The problem here is that Neal is basically the same type of player as Kunitz. Both are power forwards who have the ability to create in open space. Admittedly, Neal is more skilled and can adapt if he needed to play a style that required more finesse. But, why cause him to change if there is a perfectly good solution?
Malkin has not posted impressive numbers since losing Petr Sykora and Ryan Malone. In 2008-09 Geno won the Art Ross Trophy without Malone, but Sykora was a major reason why there was no drop off in his play.
Neal is a more talented version of Malone. He has better hands and is a more gifted play maker. If Malone scored 27 goals and post 51 points alongside Malkin then Neal could easily reach 35 and 65.
Imagine how a player like Neal could help Geno’s game again also. It has become increasingly obvious that the Russian superstar is heavily dependent on linemates. Sullivan and Kennedy are not scrubs but neither can match Neal’s potential. In fact, Sullivan is a perfect fit for Crosby. Kennedy, on the other hand, could fill the ‘shooter’ role that Sykora once did on Malkin’s line.
Of course, there is also the possibility that the Penguins abandon the three-center model and place Staal together with Malkin. In Staal’s rookie campaign he scored 29 goals while playing wing. If the two were paired, it is likely that the lanky Canadian would remain as a center while Malkin would switch to wing. I believe this combination gives the Penguins an optimum amount of firepower on the first two units while leaving the third line in the capable hands of Kennedy, Letestu, and Cooke.
There is a reason why I hinted that Sullivan would be the perfect winger for Crosby though. Dupuis has long been paired with Hart Trophy winner. Like Kunitz, his speed allows him keep pace with Sid on fast breaks and outlet passes. Think of Sullivan in the same manner. The former Nashville Predator still has quick feet and would gel with the Penguins captain in much the same way. Only Sullivan has significantly better hands than Dupuis.

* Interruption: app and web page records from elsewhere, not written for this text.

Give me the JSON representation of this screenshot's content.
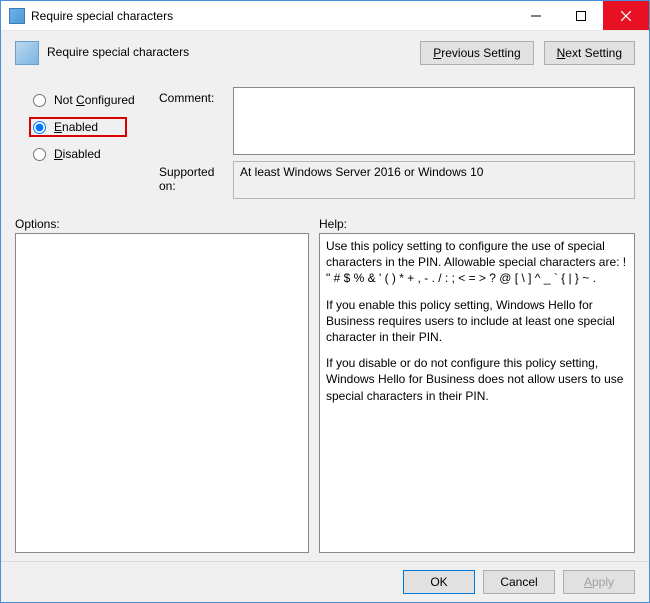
{
  "window": {
    "title": "Require special characters"
  },
  "policy": {
    "title": "Require special characters"
  },
  "nav": {
    "previous_label": "Previous Setting",
    "previous_u": "P",
    "next_label": "Next Setting",
    "next_u": "N"
  },
  "state": {
    "not_configured_label": "Not Configured",
    "not_configured_u": "C",
    "enabled_label": "Enabled",
    "enabled_u": "E",
    "disabled_label": "Disabled",
    "disabled_u": "D",
    "selected": "enabled"
  },
  "comment": {
    "label": "Comment:",
    "value": ""
  },
  "supported": {
    "label": "Supported on:",
    "value": "At least Windows Server 2016 or Windows 10"
  },
  "options": {
    "label": "Options:"
  },
  "help": {
    "label": "Help:",
    "p1": "Use this policy setting to configure the use of special characters in the PIN.  Allowable special characters are: ! \" # $ % & ' ( ) * + , - . / : ; < = > ? @ [ \\ ] ^ _ ` { | } ~ .",
    "p2": "If you enable this policy setting, Windows Hello for Business requires users to include at least one special character in their PIN.",
    "p3": "If you disable or do not configure this policy setting, Windows Hello for Business does not allow users to use special characters in their PIN."
  },
  "footer": {
    "ok": "OK",
    "cancel": "Cancel",
    "apply": "Apply",
    "apply_u": "A"
  }
}
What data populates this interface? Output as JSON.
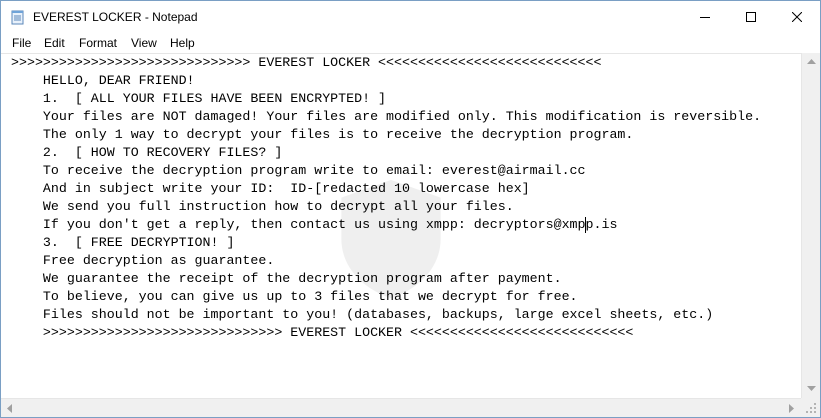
{
  "window": {
    "title": "EVEREST LOCKER - Notepad",
    "icon": "notepad-icon",
    "controls": [
      "minimize-icon",
      "maximize-icon",
      "close-icon"
    ]
  },
  "menu": {
    "items": [
      "File",
      "Edit",
      "Format",
      "View",
      "Help"
    ]
  },
  "document": {
    "lines": [
      ">>>>>>>>>>>>>>>>>>>>>>>>>>>>>> EVEREST LOCKER <<<<<<<<<<<<<<<<<<<<<<<<<<<<",
      "    HELLO, DEAR FRIEND!",
      "    1.  [ ALL YOUR FILES HAVE BEEN ENCRYPTED! ]",
      "    Your files are NOT damaged! Your files are modified only. This modification is reversible.",
      "    The only 1 way to decrypt your files is to receive the decryption program.",
      "    2.  [ HOW TO RECOVERY FILES? ]",
      "    To receive the decryption program write to email: everest@airmail.cc",
      "    And in subject write your ID:  ID-[redacted 10 lowercase hex]",
      "    We send you full instruction how to decrypt all your files.",
      "    If you don't get a reply, then contact us using xmpp: decryptors@xmpp.is",
      "    3.  [ FREE DECRYPTION! ]",
      "    Free decryption as guarantee.",
      "    We guarantee the receipt of the decryption program after payment.",
      "    To believe, you can give us up to 3 files that we decrypt for free.",
      "    Files should not be important to you! (databases, backups, large excel sheets, etc.)",
      "    >>>>>>>>>>>>>>>>>>>>>>>>>>>>>> EVEREST LOCKER <<<<<<<<<<<<<<<<<<<<<<<<<<<<"
    ]
  },
  "colors": {
    "window_border": "#7a9fc4",
    "scrollbar_bg": "#f0f0f0",
    "text": "#000000"
  }
}
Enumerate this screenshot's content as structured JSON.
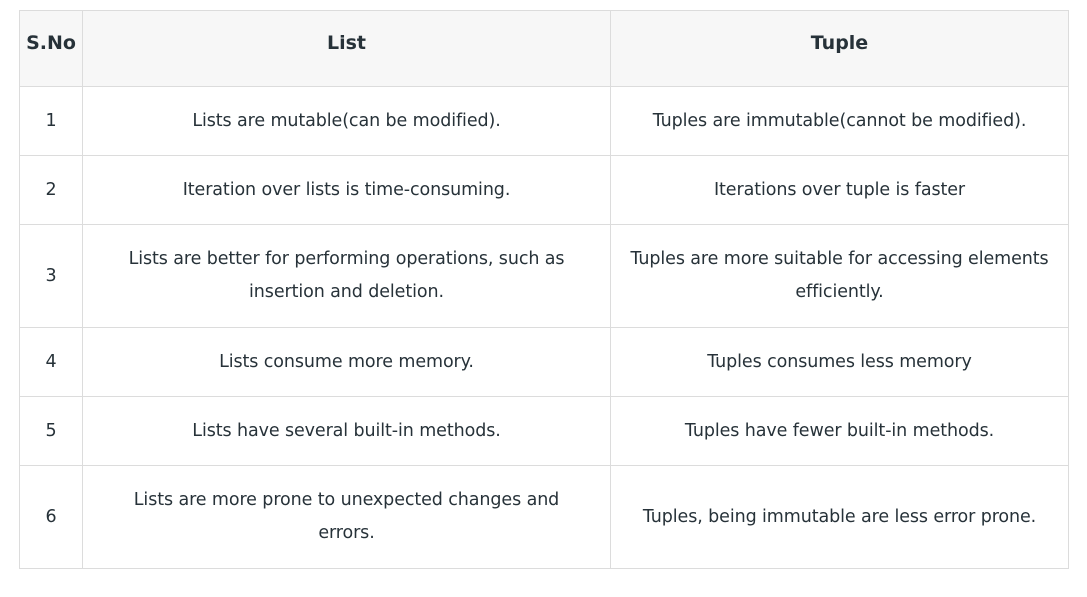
{
  "table": {
    "headers": [
      "S.No",
      "List",
      "Tuple"
    ],
    "rows": [
      {
        "sno": "1",
        "list": "Lists are mutable(can be modified).",
        "tuple": "Tuples are immutable(cannot be modified)."
      },
      {
        "sno": "2",
        "list": "Iteration over lists is time-consuming.",
        "tuple": "Iterations over tuple is faster"
      },
      {
        "sno": "3",
        "list": "Lists are better for performing operations, such as insertion and deletion.",
        "tuple": "Tuples are more suitable for accessing elements efficiently."
      },
      {
        "sno": "4",
        "list": "Lists consume more memory.",
        "tuple": "Tuples consumes less memory"
      },
      {
        "sno": "5",
        "list": "Lists have several built-in methods.",
        "tuple": "Tuples have fewer built-in methods."
      },
      {
        "sno": "6",
        "list": "Lists are more prone to unexpected changes and errors.",
        "tuple": "Tuples, being immutable are less error prone."
      }
    ]
  }
}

Unlike Crosby’s former linemate, Sullivan can finish no. 87′s dishes. He can even create on his own—something Crosby has yet to see on his line. Sullivan’s shot and goal-scoring ability are nearly the perfect match for Sid.
Swapping Neal and Sullivan seems like a rewarding move. Regardless of where the two play though, having Crosby and Malkin back will be the most important changes in the Penguins lineup.